Lotus nabs largest software acquisition under DMS

Lotus Development Corp. recently completed the largest software sale to date on the Defense Message System contract - a 15 000-seat purchase of the Notes DMS product by the Naval Supply Systems Command (Navsup).

The acquisition was made under an early-buy program introduced earlier this year by Lockheed Martin Corp. prime contractor on DMS. This program allows users to buy the commercial version of Notes and upgrade at a nominal fee to the DMS version when it is available next year.

Lockheed Martin also said it expects a surge of other DMS activity in the near future as Defense agencies begin to assess the technology.

"This should silence some of the cynics out there " said Joe Forgione vice president for Lotus business multimedia products. "In the past there were questions [surrounding] the rate at which the DMS program would proceed. This customer was willing and able to put down large sums of money. It confirms DMS is real."

Lotus would not release the value of the sale. However Mike Danny Lotus' development manager for Notes DMS said that because this is an "enterprisewide infrastructure commitment " it is a significant deal. "We've had several of these on the commercial side."

Danny added that in the past month a number of agencies have approached Lotus about participating in the DMS early-buy program and the company expects to make a related announcement before the end of the year.

Under this buy Navsup will upgrade the 15 000 cc:Mail users it has worldwide to Notes Mail. "We'll have a messaging platform [through] this purchase" that will support DMS said Harry Craney Navsup's director of base level computing. "It will allow us to migrate to the full Notes desktop [in the future]." Navsup already has 4 300 Notes users.

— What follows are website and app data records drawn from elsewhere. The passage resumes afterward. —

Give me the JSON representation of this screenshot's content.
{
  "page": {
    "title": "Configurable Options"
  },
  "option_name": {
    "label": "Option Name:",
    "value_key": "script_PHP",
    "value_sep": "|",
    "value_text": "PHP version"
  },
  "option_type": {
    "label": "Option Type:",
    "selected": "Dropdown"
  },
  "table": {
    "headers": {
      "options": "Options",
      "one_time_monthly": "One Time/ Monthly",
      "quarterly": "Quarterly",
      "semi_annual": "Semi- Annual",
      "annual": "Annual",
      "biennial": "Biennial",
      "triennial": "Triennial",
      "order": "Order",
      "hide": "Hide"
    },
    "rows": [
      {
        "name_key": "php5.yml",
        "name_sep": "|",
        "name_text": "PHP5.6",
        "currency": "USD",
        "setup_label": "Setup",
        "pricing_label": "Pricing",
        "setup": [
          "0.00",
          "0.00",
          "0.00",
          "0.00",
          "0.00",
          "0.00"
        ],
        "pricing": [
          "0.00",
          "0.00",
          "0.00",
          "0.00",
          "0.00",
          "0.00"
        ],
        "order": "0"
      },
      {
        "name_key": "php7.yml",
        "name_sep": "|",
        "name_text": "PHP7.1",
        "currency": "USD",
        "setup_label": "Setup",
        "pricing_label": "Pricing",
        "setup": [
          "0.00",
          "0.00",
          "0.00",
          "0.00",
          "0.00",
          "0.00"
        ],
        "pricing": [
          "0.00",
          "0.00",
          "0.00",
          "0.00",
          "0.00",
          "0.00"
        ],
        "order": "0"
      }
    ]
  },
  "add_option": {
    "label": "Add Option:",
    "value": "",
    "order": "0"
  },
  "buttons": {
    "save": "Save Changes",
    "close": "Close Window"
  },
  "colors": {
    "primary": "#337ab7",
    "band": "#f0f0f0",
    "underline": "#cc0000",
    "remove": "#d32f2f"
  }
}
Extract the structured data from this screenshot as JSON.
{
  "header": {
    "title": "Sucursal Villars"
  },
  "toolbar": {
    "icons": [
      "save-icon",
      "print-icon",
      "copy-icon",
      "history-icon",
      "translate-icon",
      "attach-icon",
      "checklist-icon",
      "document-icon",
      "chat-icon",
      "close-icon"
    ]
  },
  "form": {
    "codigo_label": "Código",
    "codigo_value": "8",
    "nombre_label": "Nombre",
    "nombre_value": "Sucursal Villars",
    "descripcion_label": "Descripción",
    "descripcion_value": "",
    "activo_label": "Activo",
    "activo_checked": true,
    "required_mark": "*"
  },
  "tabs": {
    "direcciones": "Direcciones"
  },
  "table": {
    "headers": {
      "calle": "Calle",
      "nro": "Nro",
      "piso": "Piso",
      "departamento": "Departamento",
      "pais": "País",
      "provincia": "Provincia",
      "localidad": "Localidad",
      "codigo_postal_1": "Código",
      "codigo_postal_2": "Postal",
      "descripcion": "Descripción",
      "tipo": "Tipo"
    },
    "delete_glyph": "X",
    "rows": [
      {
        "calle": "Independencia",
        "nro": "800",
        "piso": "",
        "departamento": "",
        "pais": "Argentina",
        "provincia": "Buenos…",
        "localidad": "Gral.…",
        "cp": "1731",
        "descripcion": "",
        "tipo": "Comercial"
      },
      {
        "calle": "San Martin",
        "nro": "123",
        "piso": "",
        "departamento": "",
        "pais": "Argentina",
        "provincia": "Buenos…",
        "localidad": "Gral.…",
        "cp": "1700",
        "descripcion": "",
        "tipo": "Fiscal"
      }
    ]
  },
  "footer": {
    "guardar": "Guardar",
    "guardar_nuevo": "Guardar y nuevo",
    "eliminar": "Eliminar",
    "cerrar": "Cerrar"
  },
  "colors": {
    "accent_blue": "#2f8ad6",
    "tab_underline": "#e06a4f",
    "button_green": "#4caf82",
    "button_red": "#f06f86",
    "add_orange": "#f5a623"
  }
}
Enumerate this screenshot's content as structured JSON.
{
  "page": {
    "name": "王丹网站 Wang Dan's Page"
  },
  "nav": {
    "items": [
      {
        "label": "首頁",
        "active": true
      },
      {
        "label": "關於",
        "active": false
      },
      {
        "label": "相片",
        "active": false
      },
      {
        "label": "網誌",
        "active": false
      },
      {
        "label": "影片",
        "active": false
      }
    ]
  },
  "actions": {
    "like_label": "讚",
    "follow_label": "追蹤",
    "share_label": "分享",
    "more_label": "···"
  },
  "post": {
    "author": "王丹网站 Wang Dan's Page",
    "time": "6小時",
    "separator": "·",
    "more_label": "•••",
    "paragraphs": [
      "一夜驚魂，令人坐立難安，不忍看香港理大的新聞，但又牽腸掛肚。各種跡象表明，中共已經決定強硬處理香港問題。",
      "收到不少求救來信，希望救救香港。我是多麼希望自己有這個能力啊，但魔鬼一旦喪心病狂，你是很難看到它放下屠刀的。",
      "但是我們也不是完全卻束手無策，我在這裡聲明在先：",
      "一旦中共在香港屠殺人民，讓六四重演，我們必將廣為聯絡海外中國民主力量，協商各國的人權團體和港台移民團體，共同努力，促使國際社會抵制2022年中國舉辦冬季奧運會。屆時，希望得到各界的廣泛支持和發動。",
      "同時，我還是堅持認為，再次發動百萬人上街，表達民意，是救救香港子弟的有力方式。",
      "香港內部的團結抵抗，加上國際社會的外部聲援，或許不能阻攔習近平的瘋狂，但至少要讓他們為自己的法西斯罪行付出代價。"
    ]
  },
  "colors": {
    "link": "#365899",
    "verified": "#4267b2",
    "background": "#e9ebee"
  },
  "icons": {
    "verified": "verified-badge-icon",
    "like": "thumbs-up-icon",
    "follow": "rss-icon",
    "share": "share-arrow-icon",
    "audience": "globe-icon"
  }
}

In the future Navsup plans to use Notes to track Navy correspondence as it is routed worldwide. It also will allow people in different locations to collaborate on the same piece of correspondence.

Additionally Navsup plans to capture post-award procurement information in a Notes database so that it is available to contracting offers technical staff or anyone else who needs access. The agency also will integrate imaging as a way to share and disseminate scanned-in documents among workgroups and will use Notes for calendaring and scheduling.

Buzz Warren director of Navsup's technical integration management division said there is very little difference between the commercial and DMS versions of Notes so an upgrade should be simple. Essentially Notes DMS adds X.500 directory services and Fortezza support to the commercial version.

The first surge of ordering off DMS should come in the first quarter of next year said P.J. Purnell director of business development for DMS at Lockheed Martin. Much of the initial work under the contract will come in the form of site surveys and technical assistance with product installations he predicted.


  • Workforce
    White House rainbow light shutterstock ID : 1130423963 By zhephotography

    White House rolls out DEIA strategy

    On Tuesday, the Biden administration issued agencies a roadmap to guide their efforts to develop strategic plans for diversity, equity, inclusion and accessibility (DEIA), as required under a as required under a June executive order.

  • Defense
    software (whiteMocca/Shutterstock.com)

    Why DOD is so bad at buying software

    The Defense Department wants to acquire emerging technology faster and more efficiently. But will its latest attempts to streamline its processes be enough?

Stay Connected